This paper considers the actors and contexts which frame victimhood within transitional justice mechanisms, using the Khmer Rouge Tribunal as a case study. Drawing on critical victimology’s concern with the cultural, political and legal construction of victimhood, this paper explores how heterogeneous legal and political elites can create layers of exclusion, shaping which victims are seen, and which are unseen, within official responses to atrocity. While the politics of victimhood in domestic and transitional contexts has been acknowledged within the literature, this paper’s actor-oriented approach contributes a thicker understanding of how ‘worthy’ victims are selected from all those who have suffered from mass atrocity.
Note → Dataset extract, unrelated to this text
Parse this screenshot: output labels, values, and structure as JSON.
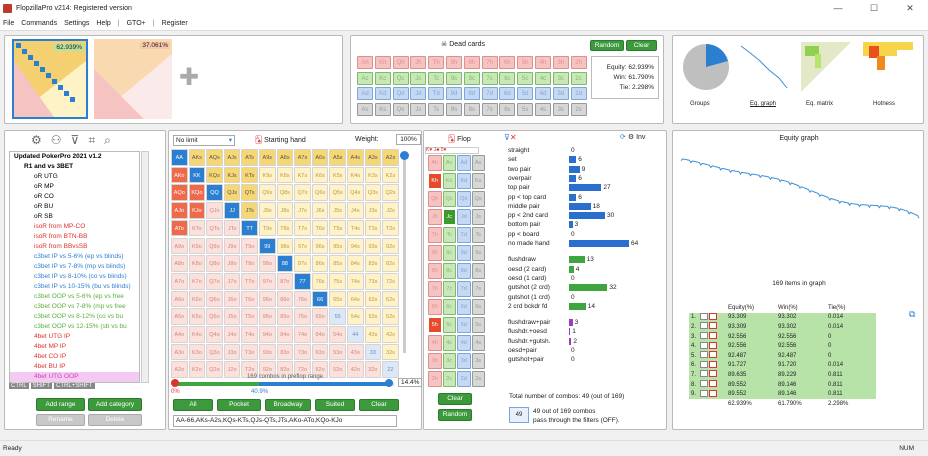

In particular, it considers how political compromises, jurisdictional limits, prosecutorial choices, and the creation of a civil party participation system have shaped victim visibility within the Khmer Rouge Tribunal.
- International Criminal Law